[B]Hair of the Dog vintage beers sell for big bucks at online auction[/B]

Yes, hops and barley shortages have driven up beer prices – that’s for sure. But $3,500 for a six-pack goes a little beyond high ingredients costs. Five 12-oz bottles of Dave, a 1994 barleywine by Portland brewer Alan Sprints of Hair of the Dog Brewing sold for prices ranging from $478 to $719 each in an online beer auction as part of FredFest, the annual Fred Eckhardt birthday party, celebrated last Saturday in Portland. Had there been six bottles, and had the last sold for $700, it would have made for a $3,500-plus six-pack.

“That was pretty amazing,” said Sprints, who still has stocks of the 14-year-old beer. “My other beers did well, too. I had a bottle of Adam from the first batch that went for $151, and a bottle of Anchor Steam commemorating beer writer Michael Jackson’s 60th birthday that sold for $444. The beer probably wasn’t any good in that one, it just shows the affection people have for Michael.”

The online rare-beer auction, which raised more than $6,000 and FredFest 2008, the weekend’s celebration of Portland beer guru Fred Eckhardt’s 82nd birthday could raise more than $15,000, which will be donated to Parkinson’s research in Jackson’s memory.

“I brewed Dave to make a point about how beer could be more, how it could challenge assumptions and blur boundaries.” At 29 percent alcohol, it could blur more than that, but that’s why Dave bottles have screw-on tops, Sprints said — they’re not meant to be drunk at one sitting.
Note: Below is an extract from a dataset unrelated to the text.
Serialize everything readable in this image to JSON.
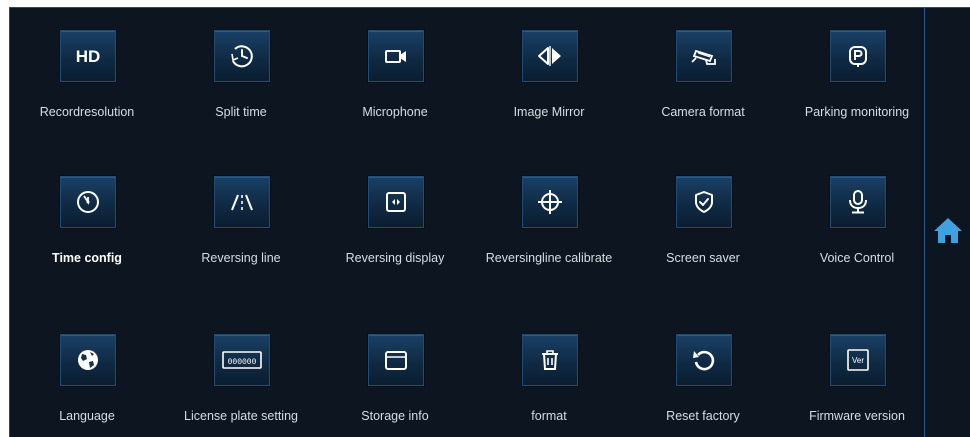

Sprints brewed just 90 gallons of Dave in 1994 and didn’t let any out of the brewery until 1998, when he took it to the prestigious Toronado Barleywine festival in San Francisco, where it got a gold medal and a name. (Dave is named after Toronado owner David Keene.) He’s brewed none since and sold just a few bottles.

But he does plan to release 15 bottles — for the retail price of $80 each — on the brewery’s 15th anniversary on November 15th, 2008. “I’m trying to figure an equitable way to sell them, because I’ve already heard from folks who are planning to fly in for the sale,” he said.

“Usually, the people who get in line earliest buy up all the rare stuff, but I may have to come up with some kind of lottery for this.”